My Personal Case
Ever since I reached 30, I have been consistently experiencing gout attacks. It may not be as often as others, but it is still very uncomfortable. I love outdoors, and I enjoy trekking and hiking on hills or mountains and chasing waterfalls. Having a gout attack can be particularly awful. It hinders you to do things you enjoy.
Diclofenac is the NSAID that I usually take. The regular mefenamic acid or anti-inflammatory drugs won’t work. I take Naproxene Sodium every time I feel a little pain on my big toe’s joint. However, the usual time gout shows up is at night, so seldom you can catch it before it gets worst. You will wake up with pain, swelling and redness.
As I’ve said above, NSAIDs should not be taken regularly. It can treat you from gout, but it will cause trouble in your other body organs. Your doctor should have warned you about possible side effects of the NSAIDs prescribed for you. Follow strictly any instruction given to you.
One day, I woke up with very painful episode of gout. I can barely walk, but I need to go to work. Putting on my leader shoes just made the matter worst. I still feel like the man of steel, so, I still went on. There is no Uber/Lyft like service here in Bermuda. Taxis are usually in the main road, and I live on top of the hill. My daily work transportation choice is the ferry. At normal speed, I usually reach the dock or terminal in 5 minutes. With gout and on a leather shoes? It probably took me between 10-15 minutes.
I walk slowly and tried to convince my mind to ignore the solid pain I am feeling. My big toe is already burning hot. Before I get to reach the dock, one senior citizen local walking behind me tried to talk to me.
Local 1: What happened?
Me: Oh gout. (Yep, as short as that. It’s really painful.)
Local 1: Did you drink your milk?
Me: No. (I thought, hey mom, is that you?)
Local 1: You have to drink your glass of milk. It will do wonders on gout.
Me: (Now you’re talking.) Really?
Then another senior citizen joined in the conversation.
Local 2: Oh yes. It is pretty amazing what milks can do. It is like magic. It may sound as a joke, but it is very effective.
Me: Thank you. I will try that.
Two senior citizens told me about the wonders of milk on gout, so who am I then not to believe? So, I tried to google effects of milk on gout. According to healthline.com, “If you have gout, you can still enjoy a nice, cold glass of milk. In fact, according to the Arthritis Foundation, studies show that drinking low-fat milk won’t only reduce your uric acid levels and risk of a gout flare, but will also promote excretion of uric acid in your urine.”

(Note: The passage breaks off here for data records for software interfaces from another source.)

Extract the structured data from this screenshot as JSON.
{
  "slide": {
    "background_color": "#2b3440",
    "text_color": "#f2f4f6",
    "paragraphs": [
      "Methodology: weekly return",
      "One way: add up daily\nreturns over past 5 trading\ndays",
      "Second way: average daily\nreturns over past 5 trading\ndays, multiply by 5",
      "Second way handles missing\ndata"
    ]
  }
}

So before I went home that day, I bought my Lactose Free Low Fat Fresh Milk. I consumed two glasses for the rest of the day until I went to bed. The following morning when I woke up, my big toe is still red and swelling. But the pain is more manageable now. Milk did something in my gout that any NSAID can do after a few dosages.
From then on, I make sure to drink a glass of lactose free low fat fresh milk every morning. I do have lactose intolerance, if you don’t, then a low fat regular milk will do for you. Every time I feel like getting a gout flare, I just drink more milk. No more anti-inflammatory drugs. No more nasty side effects. Thanks to MILK and thanks to the two locals who recommended it to me.

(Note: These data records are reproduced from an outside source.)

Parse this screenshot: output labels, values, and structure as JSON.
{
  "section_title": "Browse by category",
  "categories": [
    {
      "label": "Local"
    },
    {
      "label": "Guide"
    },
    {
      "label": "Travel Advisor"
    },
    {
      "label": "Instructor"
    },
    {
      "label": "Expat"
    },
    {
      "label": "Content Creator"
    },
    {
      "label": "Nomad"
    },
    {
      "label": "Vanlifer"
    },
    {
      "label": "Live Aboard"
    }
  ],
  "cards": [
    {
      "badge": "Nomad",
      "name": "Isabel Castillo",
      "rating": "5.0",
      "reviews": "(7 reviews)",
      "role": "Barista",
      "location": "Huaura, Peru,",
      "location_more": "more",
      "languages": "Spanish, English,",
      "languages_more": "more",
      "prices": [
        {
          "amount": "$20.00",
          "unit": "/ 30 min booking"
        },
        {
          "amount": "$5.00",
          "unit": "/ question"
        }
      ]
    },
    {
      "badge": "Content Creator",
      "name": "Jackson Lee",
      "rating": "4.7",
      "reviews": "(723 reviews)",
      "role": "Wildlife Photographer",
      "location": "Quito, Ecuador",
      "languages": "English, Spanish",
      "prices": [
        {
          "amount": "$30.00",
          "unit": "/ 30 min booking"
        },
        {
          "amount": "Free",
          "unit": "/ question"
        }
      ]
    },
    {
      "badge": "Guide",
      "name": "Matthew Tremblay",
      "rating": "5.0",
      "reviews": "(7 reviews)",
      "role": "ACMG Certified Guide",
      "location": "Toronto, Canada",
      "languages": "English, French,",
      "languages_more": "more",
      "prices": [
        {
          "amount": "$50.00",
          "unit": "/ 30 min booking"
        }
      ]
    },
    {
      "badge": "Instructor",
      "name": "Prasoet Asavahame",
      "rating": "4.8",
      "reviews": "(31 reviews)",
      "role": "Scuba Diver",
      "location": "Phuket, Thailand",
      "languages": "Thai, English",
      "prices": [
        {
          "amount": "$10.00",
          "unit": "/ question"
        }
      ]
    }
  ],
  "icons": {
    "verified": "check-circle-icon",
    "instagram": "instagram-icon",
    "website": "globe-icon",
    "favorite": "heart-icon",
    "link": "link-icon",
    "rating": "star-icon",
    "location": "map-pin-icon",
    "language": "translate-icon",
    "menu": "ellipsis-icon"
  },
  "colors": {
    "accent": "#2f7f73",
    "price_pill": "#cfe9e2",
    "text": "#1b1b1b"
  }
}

You can try it as well and see it for yourself. This is how I manage and prevent gout attack. I hope this will help you or your family members and friends suffering from gout.
If you would want to take your fight against gout to a higher level, you may want to consider getting a specialized cookbook for gout sufferers. One of the many e-books in the market today is Gout and You: The Ultimate Gout Diet and Cookbook. In case you didn’t like the result in following the guide, you can request for a refund within 60 days. If you are interested, just follow the link below.
(Disclaimer: This is an affiliate link. Just in case you will buy from it, I will get affiliate commission without extra cost to you.)